Data records for software interfaces:

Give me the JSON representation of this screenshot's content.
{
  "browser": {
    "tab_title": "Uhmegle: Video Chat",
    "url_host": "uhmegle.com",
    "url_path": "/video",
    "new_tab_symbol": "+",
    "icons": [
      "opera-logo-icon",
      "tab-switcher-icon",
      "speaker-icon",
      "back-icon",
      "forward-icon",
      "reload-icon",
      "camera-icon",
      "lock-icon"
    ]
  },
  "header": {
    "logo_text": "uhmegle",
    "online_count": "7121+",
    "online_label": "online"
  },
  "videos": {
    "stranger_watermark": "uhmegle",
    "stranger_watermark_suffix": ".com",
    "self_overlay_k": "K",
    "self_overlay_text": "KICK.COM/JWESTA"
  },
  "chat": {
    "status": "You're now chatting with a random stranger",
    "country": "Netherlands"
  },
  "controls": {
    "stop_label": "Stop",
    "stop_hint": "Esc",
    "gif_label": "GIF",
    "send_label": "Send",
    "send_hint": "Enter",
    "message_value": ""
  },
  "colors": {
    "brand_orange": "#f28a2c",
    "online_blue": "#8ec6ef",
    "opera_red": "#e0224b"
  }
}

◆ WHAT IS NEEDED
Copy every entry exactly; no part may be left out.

◆ OUTPUT FOR THIS TASK
Give me the JSON representation of this screenshot's content.
{
  "browser": {
    "tab_title": "Uhmegle: Video Chat",
    "url_host": "uhmegle.com",
    "url_path": "/video",
    "new_tab_symbol": "+",
    "icons": [
      "opera-logo-icon",
      "tab-switcher-icon",
      "speaker-icon",
      "back-icon",
      "forward-icon",
      "reload-icon",
      "camera-icon",
      "lock-icon"
    ]
  },
  "header": {
    "logo_text": "uhmegle",
    "online_count": "7121+",
    "online_label": "online"
  },
  "videos": {
    "stranger_watermark": "uhmegle",
    "stranger_watermark_suffix": ".com",
    "self_overlay_k": "K",
    "self_overlay_text": "KICK.COM/JWESTA"
  },
  "chat": {
    "status": "You're now chatting with a random stranger",
    "country": "Netherlands"
  },
  "controls": {
    "stop_label": "Stop",
    "stop_hint": "Esc",
    "gif_label": "GIF",
    "send_label": "Send",
    "send_hint": "Enter",
    "message_value": ""
  },
  "colors": {
    "brand_orange": "#f28a2c",
    "online_blue": "#8ec6ef",
    "opera_red": "#e0224b"
  }
}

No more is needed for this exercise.